Therefore, we need massive investments in clean and renewable energy innovation that will help the United States make the transition to a clean economy and also raise the living standards of people around the world. While environmental problems related to energy production may seem insurmountable, they are not. Every day for the past 24 years, 262,600 people have had access to electricity, according to Our World In Data. This is tremendous progress for humanity and social justice.
Now we just need everyone to use renewable, low-carbon energy sources. If you're interested in learning more about why modern energy is so important, read Factfulness by Hans Rosling. Over the past two decades, three-quarters of emissions were caused by fossil fuels. Greenhouse gas emissions from burning fossil fuels such as natural gas, oil and coal for energy are one of the biggest environmental problems we face today because they contribute to climate change.
Today, 80% of energy in the United States comes from fossil fuels, 11% from renewable energy and 8% from nuclear energy, according to the U.S. Energy Administration. The Energy Policy Act of 1992, passed by the United States Congress, was enacted to reduce the United States' dependence on fossil fuels and improve. The law set goals for energy efficiency and clean energy.
Hunger and food insecurity may increase with global warming. This is also an environmental problem, because when crops don't grow due to drought caused by climate change, farmers may need to sell other natural resources, such as trees to cut them down, and burn forests to make room for livestock and earn money. A hundred years ago, I doubt that many people imagined the progress that humanity has seen or the destruction of the environment. Today we have the opportunity to create a world in which people and the planet thrive together.
Today's environmental problems can be solved through a circular economy, clean and renewable energy sources, regenerative agriculture, conscious consumption and sustainable living techniques. This situation requires an energy transition to a cleaner, more accessible and efficient model based on the use of renewable energy sources to build communities that are more sustainable, inclusive and resistant to environmental problems such as climate change.
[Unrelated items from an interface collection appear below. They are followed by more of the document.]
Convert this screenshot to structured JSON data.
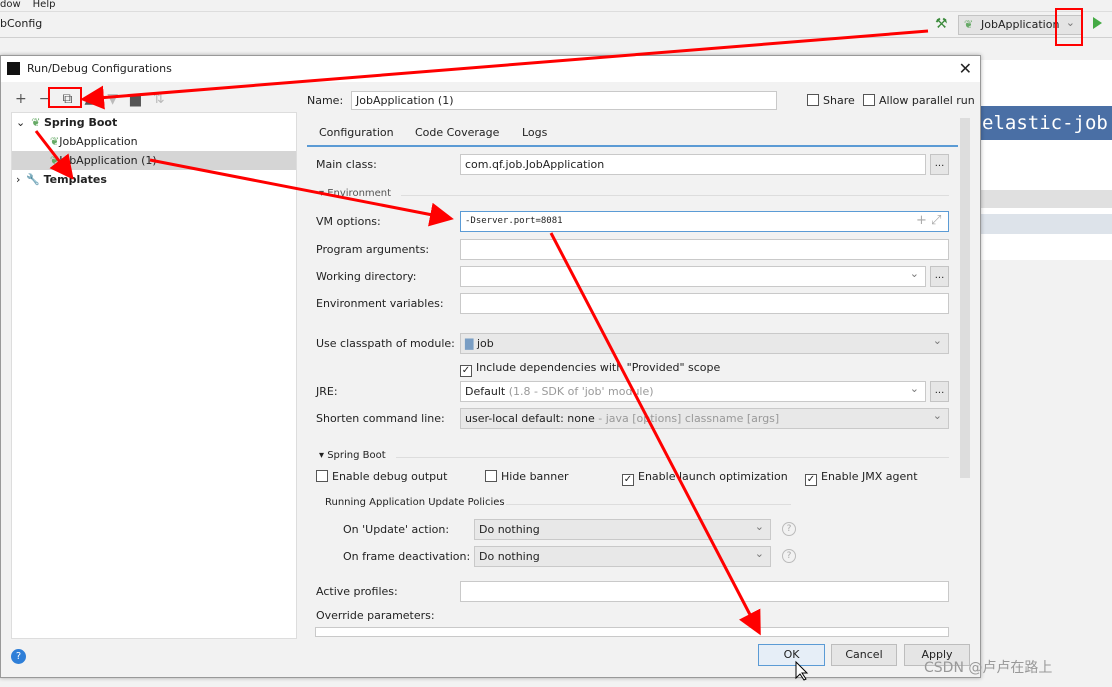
{
  "ide": {
    "menu": [
      "dow",
      "Help"
    ],
    "nav_title": "bConfig",
    "run_config": "JobApplication",
    "editor_text": "elastic-job"
  },
  "dialog": {
    "title": "Run/Debug Configurations",
    "tree": {
      "root": "Spring Boot",
      "items": [
        "JobApplication",
        "JobApplication (1)"
      ],
      "templates": "Templates"
    },
    "name_label": "Name:",
    "name_value": "JobApplication (1)",
    "share": "Share",
    "allow_parallel": "Allow parallel run",
    "tabs": [
      "Configuration",
      "Code Coverage",
      "Logs"
    ],
    "form": {
      "main_class_label": "Main class:",
      "main_class": "com.qf.job.JobApplication",
      "environment": "Environment",
      "vm_label": "VM options:",
      "vm_value": "-Dserver.port=8081",
      "program_args_label": "Program arguments:",
      "working_dir_label": "Working directory:",
      "env_vars_label": "Environment variables:",
      "classpath_label": "Use classpath of module:",
      "classpath_value": "job",
      "include_deps": "Include dependencies with \"Provided\" scope",
      "jre_label": "JRE:",
      "jre_value": "Default",
      "jre_hint": "(1.8 - SDK of 'job' module)",
      "shorten_label": "Shorten command line:",
      "shorten_value": "user-local default: none",
      "shorten_hint": "- java [options] classname [args]",
      "spring_boot": "Spring Boot",
      "debug_output": "Enable debug output",
      "hide_banner": "Hide banner",
      "launch_opt": "Enable launch optimization",
      "jmx": "Enable JMX agent",
      "policies": "Running Application Update Policies",
      "on_update_label": "On 'Update' action:",
      "on_update": "Do nothing",
      "on_frame_label": "On frame deactivation:",
      "on_frame": "Do nothing",
      "active_profiles_label": "Active profiles:",
      "override_label": "Override parameters:"
    },
    "buttons": {
      "ok": "OK",
      "cancel": "Cancel",
      "apply": "Apply"
    }
  },
  "watermark": "CSDN @卢卢在路上",
  "colors": {
    "annotation": "#ff0000",
    "focus": "#5b9bd5",
    "accent": "#4a6fa5"
  }
}
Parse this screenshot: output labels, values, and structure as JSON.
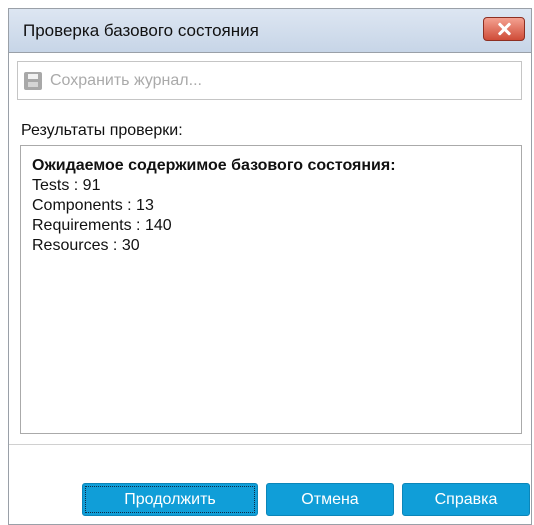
{
  "window": {
    "title": "Проверка базового состояния"
  },
  "toolbar": {
    "save_log_label": "Сохранить журнал..."
  },
  "results": {
    "section_label": "Результаты проверки:",
    "heading": "Ожидаемое содержимое базового состояния:",
    "rows": [
      "Tests : 91",
      "Components : 13",
      "Requirements : 140",
      "Resources : 30"
    ]
  },
  "buttons": {
    "continue": "Продолжить",
    "cancel": "Отмена",
    "help": "Справка"
  },
  "colors": {
    "primary_button": "#109ed8",
    "close_button": "#cf4c38",
    "title_bar": "#c7d5e7"
  },
  "icons": {
    "save": "save-icon",
    "close": "close-icon"
  }
}
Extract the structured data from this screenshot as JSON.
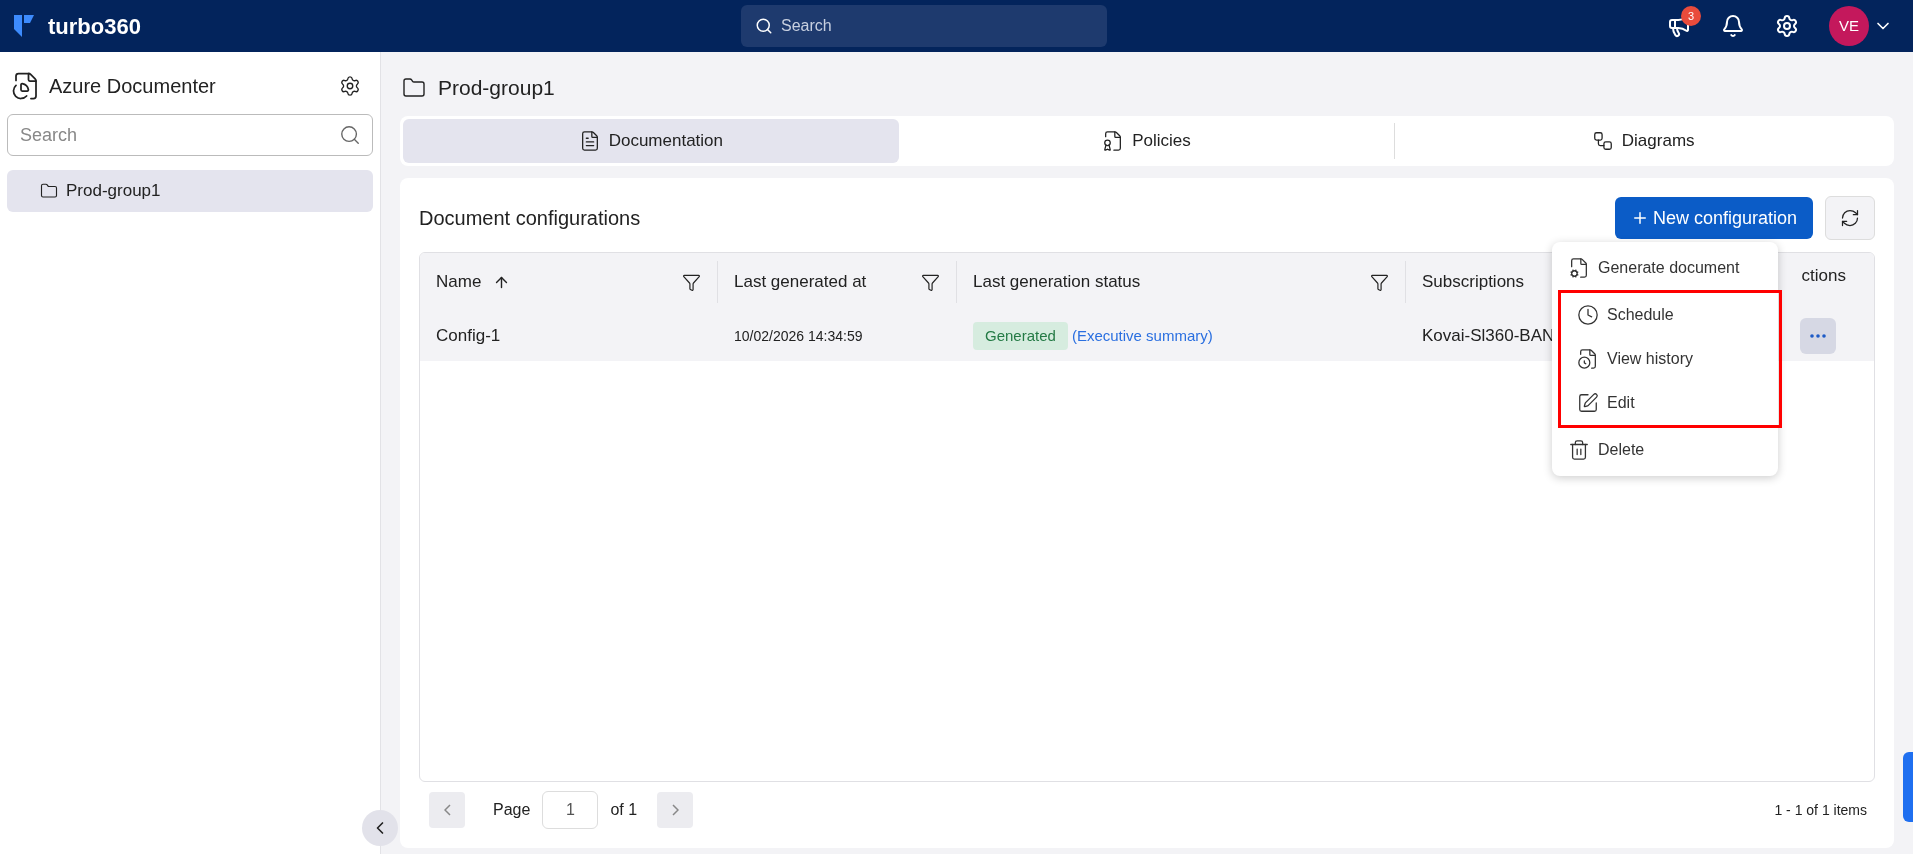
{
  "topbar": {
    "logo": "turbo360",
    "search": {
      "placeholder": "Search"
    },
    "notification_count": "3",
    "avatar": "VE"
  },
  "sidebar": {
    "title": "Azure Documenter",
    "search": {
      "placeholder": "Search"
    },
    "items": [
      {
        "label": "Prod-group1",
        "selected": true
      }
    ]
  },
  "page": {
    "title": "Prod-group1"
  },
  "tabs": [
    {
      "label": "Documentation",
      "selected": true
    },
    {
      "label": "Policies",
      "selected": false
    },
    {
      "label": "Diagrams",
      "selected": false
    }
  ],
  "card": {
    "title": "Document configurations",
    "new_button": "New configuration"
  },
  "table": {
    "columns": [
      {
        "label": "Name",
        "sorted": true,
        "filter": true
      },
      {
        "label": "Last generated at",
        "sorted": false,
        "filter": true
      },
      {
        "label": "Last generation status",
        "sorted": false,
        "filter": true
      },
      {
        "label": "Subscriptions"
      },
      {
        "label": "ctions"
      }
    ],
    "rows": [
      {
        "name": "Config-1",
        "generated_at": "10/02/2026 14:34:59",
        "status": "Generated",
        "link": "(Executive summary)",
        "subscription": "Kovai-Sl360-BAN"
      }
    ]
  },
  "menu": {
    "items": [
      {
        "label": "Generate document",
        "kind": "generate",
        "highlighted": false
      },
      {
        "label": "Schedule",
        "kind": "schedule",
        "highlighted": true
      },
      {
        "label": "View history",
        "kind": "history",
        "highlighted": true
      },
      {
        "label": "Edit",
        "kind": "edit",
        "highlighted": true
      },
      {
        "label": "Delete",
        "kind": "delete",
        "highlighted": false
      }
    ]
  },
  "pagination": {
    "page_label": "Page",
    "page": "1",
    "of": "of 1",
    "summary": "1 - 1 of 1 items"
  }
}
Global warming due to CO2 emissions, which according to the UN has increased by almost 50% since 1990, is accelerating climate change and threatens the survival of millions of people, plants and animals by causing weather events such as droughts, fires and floods, which are becoming more frequent and more extreme. It will probably require the authorities to intervene and regulate the system rather than letting the market do it, but this issue is very low on its list of priorities, if at all, bringing us back to the first major environmental problem on the list: poor governance.
And while the world has been plunged into a deadly pandemic, scientists are once again sounding the alarm that climate change remains the greatest threat to human health in recorded history. Meanwhile, scientists and environmental activists have proposed solutions that can help people adapt to the health effects of climate change. Population growth is an environmental problem because it puts pressure on the environment, since more land needs to be used for agriculture to grow food. The Food Quality Protection Act (FQPA) states that the Environmental Protection Agency (EPA) must ensure that all pesticides used on food in the United States comply with safety regulations.
This complex system constitutes one of the world's biggest environmental problems, but it will mainly affect people in crisis areas. The metropolises of the future will have to be compact, safe, inclusive, environmentally friendly and energy efficient, with more green space, more environmentally friendly buildings and more sustainable methods of transportation that put the needs of pedestrians before those of traffic. . .